=== THE RECORDS ===
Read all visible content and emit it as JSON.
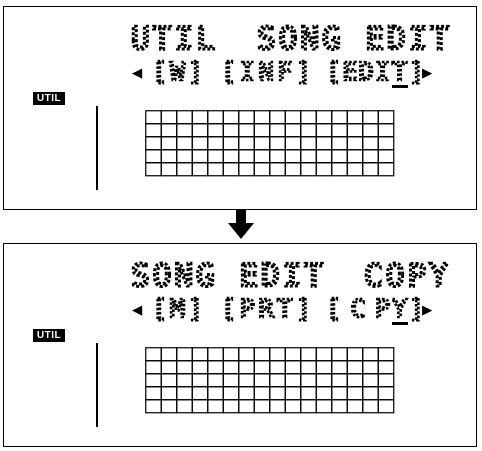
{
  "panels": [
    {
      "id": "top",
      "line1": {
        "left": "UTIL",
        "right": "SONG EDIT"
      },
      "line2": {
        "left_arrow": "◀",
        "tab1": "[W]",
        "tab2": "[INF]",
        "tab3": "[EDI",
        "cursor": "T",
        "tab3_end": "]",
        "right_arrow": "▶"
      },
      "badge": "UTIL",
      "grid": {
        "columns": 16,
        "rows": 5
      }
    },
    {
      "id": "bottom",
      "line1": {
        "left": "SONG EDIT",
        "right": "COPY"
      },
      "line2": {
        "left_arrow": "◀",
        "tab1": "[M]",
        "tab2": "[PRT]",
        "tab3": "[CP",
        "cursor": "Y",
        "tab3_end": "]",
        "right_arrow": "▶"
      },
      "badge": "UTIL",
      "grid": {
        "columns": 16,
        "rows": 5
      }
    }
  ],
  "transition": {
    "icon": "down-arrow-icon"
  }
}
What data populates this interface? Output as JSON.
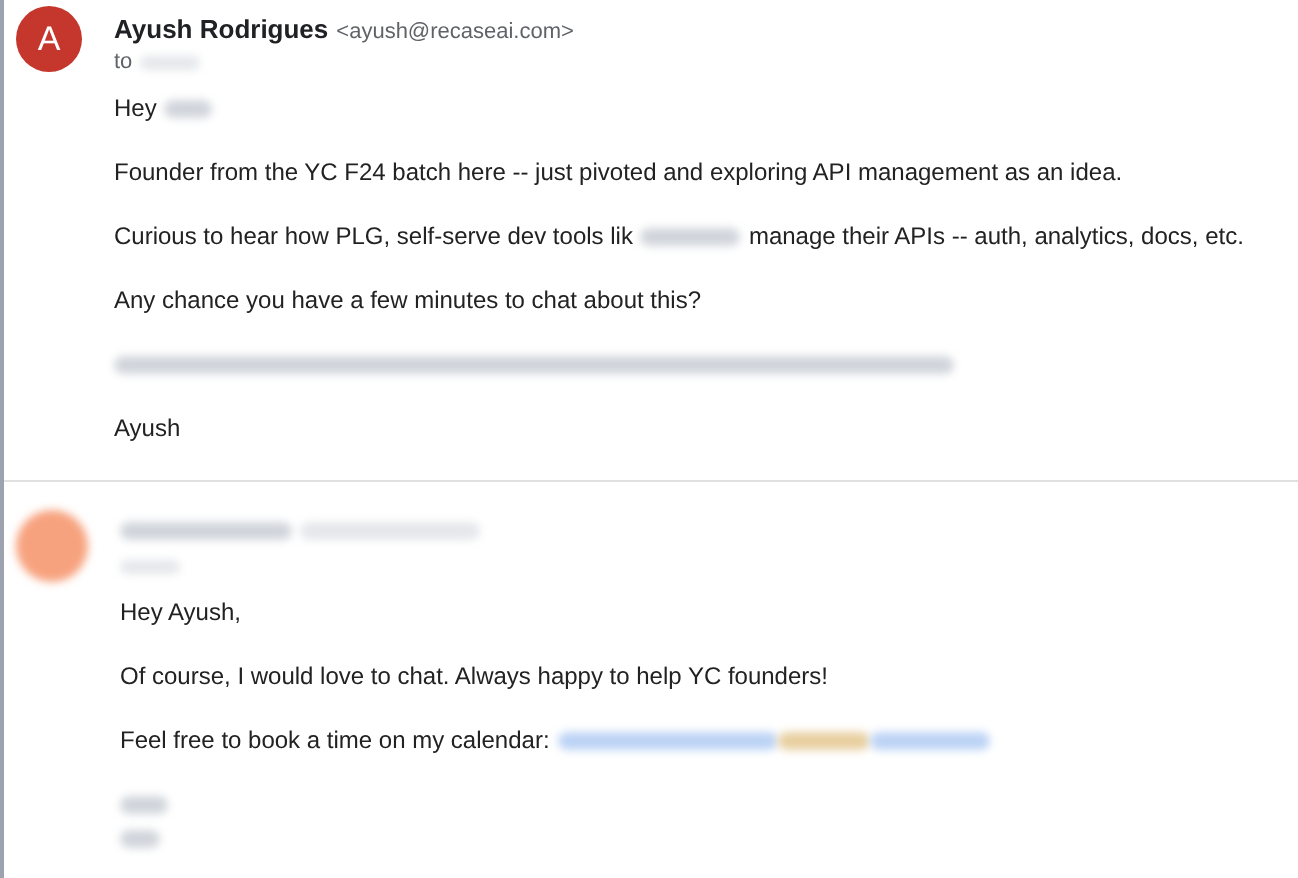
{
  "messages": [
    {
      "avatar": {
        "letter": "A",
        "color": "#c5372c"
      },
      "sender": {
        "name": "Ayush Rodrigues",
        "email": "<ayush@recaseai.com>"
      },
      "to_label": "to",
      "paragraphs": [
        {
          "kind": "text",
          "parts": [
            "Hey"
          ]
        },
        {
          "kind": "text",
          "parts": [
            "Founder from the YC F24 batch here -- just pivoted and exploring API management as an idea."
          ]
        },
        {
          "kind": "text",
          "parts": [
            "Curious to hear how PLG, self-serve dev tools lik",
            "manage their APIs -- auth, analytics, docs, etc."
          ]
        },
        {
          "kind": "text",
          "parts": [
            "Any chance you have a few minutes to chat about this?"
          ]
        },
        {
          "kind": "redacted"
        },
        {
          "kind": "text",
          "parts": [
            "Ayush"
          ]
        }
      ]
    },
    {
      "avatar": {
        "color": "#f7a27e"
      },
      "paragraphs": [
        {
          "kind": "text",
          "parts": [
            "Hey Ayush,"
          ]
        },
        {
          "kind": "text",
          "parts": [
            "Of course, I would love to chat. Always happy to help YC founders!"
          ]
        },
        {
          "kind": "link",
          "parts": [
            "Feel free to book a time on my calendar:"
          ]
        },
        {
          "kind": "signature"
        }
      ]
    }
  ]
}
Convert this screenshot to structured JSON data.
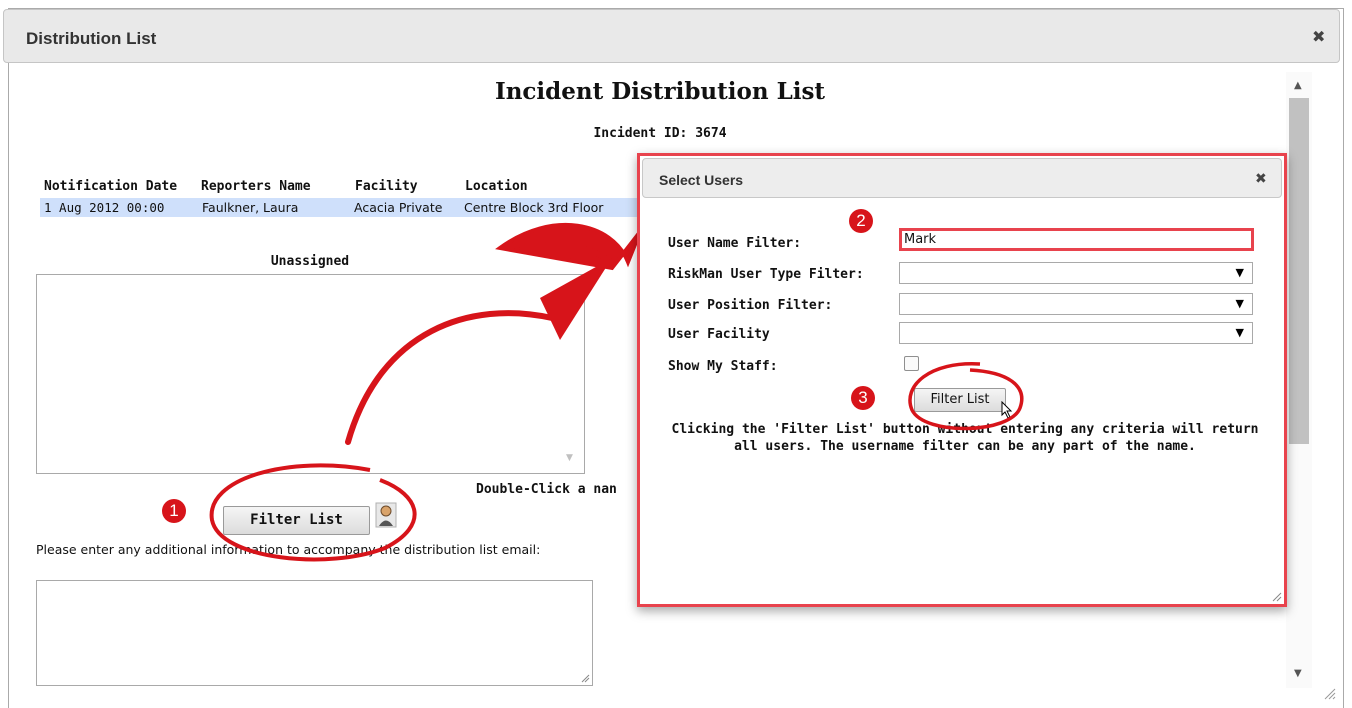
{
  "window": {
    "title": "Distribution List",
    "close_glyph": "✖"
  },
  "page": {
    "heading": "Incident Distribution List",
    "incident_id": "Incident ID: 3674",
    "table": {
      "headers": [
        "Notification Date",
        "Reporters Name",
        "Facility",
        "Location"
      ],
      "row": [
        "1 Aug 2012 00:00",
        "Faulkner, Laura",
        "Acacia Private",
        "Centre Block 3rd Floor"
      ]
    },
    "unassigned_label": "Unassigned",
    "double_click_hint": "Double-Click a nan",
    "filter_button": "Filter List",
    "info_prompt": "Please enter any additional information to accompany the distribution list email:"
  },
  "select_users": {
    "title": "Select Users",
    "close_glyph": "✖",
    "user_name_label": "User Name Filter:",
    "user_name_value": "Mark",
    "user_type_label": "RiskMan User Type Filter:",
    "user_position_label": "User Position Filter:",
    "user_facility_label": "User Facility",
    "show_staff_label": "Show My Staff:",
    "filter_button": "Filter List",
    "hint": "Clicking the 'Filter List' button without entering any criteria will return all users. The username filter can be any part of the name."
  },
  "annotations": {
    "step1": "1",
    "step2": "2",
    "step3": "3",
    "color": "#d7141a"
  },
  "icons": [
    "close-icon",
    "person-icon",
    "dropdown-arrow-icon",
    "scroll-up-icon",
    "scroll-down-icon",
    "resize-grip-icon",
    "mouse-cursor-icon"
  ]
}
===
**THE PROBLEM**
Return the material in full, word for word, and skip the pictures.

**EXERCISE SOLUTION**
Read all visible content and emit it as JSON.
{
  "panels": [
    {
      "id": "top",
      "line1": {
        "left": "UTIL",
        "right": "SONG EDIT"
      },
      "line2": {
        "left_arrow": "◀",
        "tab1": "[W]",
        "tab2": "[INF]",
        "tab3": "[EDI",
        "cursor": "T",
        "tab3_end": "]",
        "right_arrow": "▶"
      },
      "badge": "UTIL",
      "grid": {
        "columns": 16,
        "rows": 5
      }
    },
    {
      "id": "bottom",
      "line1": {
        "left": "SONG EDIT",
        "right": "COPY"
      },
      "line2": {
        "left_arrow": "◀",
        "tab1": "[M]",
        "tab2": "[PRT]",
        "tab3": "[CP",
        "cursor": "Y",
        "tab3_end": "]",
        "right_arrow": "▶"
      },
      "badge": "UTIL",
      "grid": {
        "columns": 16,
        "rows": 5
      }
    }
  ],
  "transition": {
    "icon": "down-arrow-icon"
  }
}
What data populates this interface? Output as JSON.
{
  "messages": [
    {
      "avatar": {
        "letter": "A",
        "color": "#c5372c"
      },
      "sender": {
        "name": "Ayush Rodrigues",
        "email": "<ayush@recaseai.com>"
      },
      "to_label": "to",
      "paragraphs": [
        {
          "kind": "text",
          "parts": [
            "Hey"
          ]
        },
        {
          "kind": "text",
          "parts": [
            "Founder from the YC F24 batch here -- just pivoted and exploring API management as an idea."
          ]
        },
        {
          "kind": "text",
          "parts": [
            "Curious to hear how PLG, self-serve dev tools lik",
            "manage their APIs -- auth, analytics, docs, etc."
          ]
        },
        {
          "kind": "text",
          "parts": [
            "Any chance you have a few minutes to chat about this?"
          ]
        },
        {
          "kind": "redacted"
        },
        {
          "kind": "text",
          "parts": [
            "Ayush"
          ]
        }
      ]
    },
    {
      "avatar": {
        "color": "#f7a27e"
      },
      "paragraphs": [
        {
          "kind": "text",
          "parts": [
            "Hey Ayush,"
          ]
        },
        {
          "kind": "text",
          "parts": [
            "Of course, I would love to chat. Always happy to help YC founders!"
          ]
        },
        {
          "kind": "link",
          "parts": [
            "Feel free to book a time on my calendar:"
          ]
        },
        {
          "kind": "signature"
        }
      ]
    }
  ]
}
Convert this screenshot to structured JSON data.
{
  "window": {
    "title": "Distribution List",
    "close_glyph": "✖"
  },
  "page": {
    "heading": "Incident Distribution List",
    "incident_id": "Incident ID: 3674",
    "table": {
      "headers": [
        "Notification Date",
        "Reporters Name",
        "Facility",
        "Location"
      ],
      "row": [
        "1 Aug 2012 00:00",
        "Faulkner, Laura",
        "Acacia Private",
        "Centre Block 3rd Floor"
      ]
    },
    "unassigned_label": "Unassigned",
    "double_click_hint": "Double-Click a nan",
    "filter_button": "Filter List",
    "info_prompt": "Please enter any additional information to accompany the distribution list email:"
  },
  "select_users": {
    "title": "Select Users",
    "close_glyph": "✖",
    "user_name_label": "User Name Filter:",
    "user_name_value": "Mark",
    "user_type_label": "RiskMan User Type Filter:",
    "user_position_label": "User Position Filter:",
    "user_facility_label": "User Facility",
    "show_staff_label": "Show My Staff:",
    "filter_button": "Filter List",
    "hint": "Clicking the 'Filter List' button without entering any criteria will return all users. The username filter can be any part of the name."
  },
  "annotations": {
    "step1": "1",
    "step2": "2",
    "step3": "3",
    "color": "#d7141a"
  },
  "icons": [
    "close-icon",
    "person-icon",
    "dropdown-arrow-icon",
    "scroll-up-icon",
    "scroll-down-icon",
    "resize-grip-icon",
    "mouse-cursor-icon"
  ]
}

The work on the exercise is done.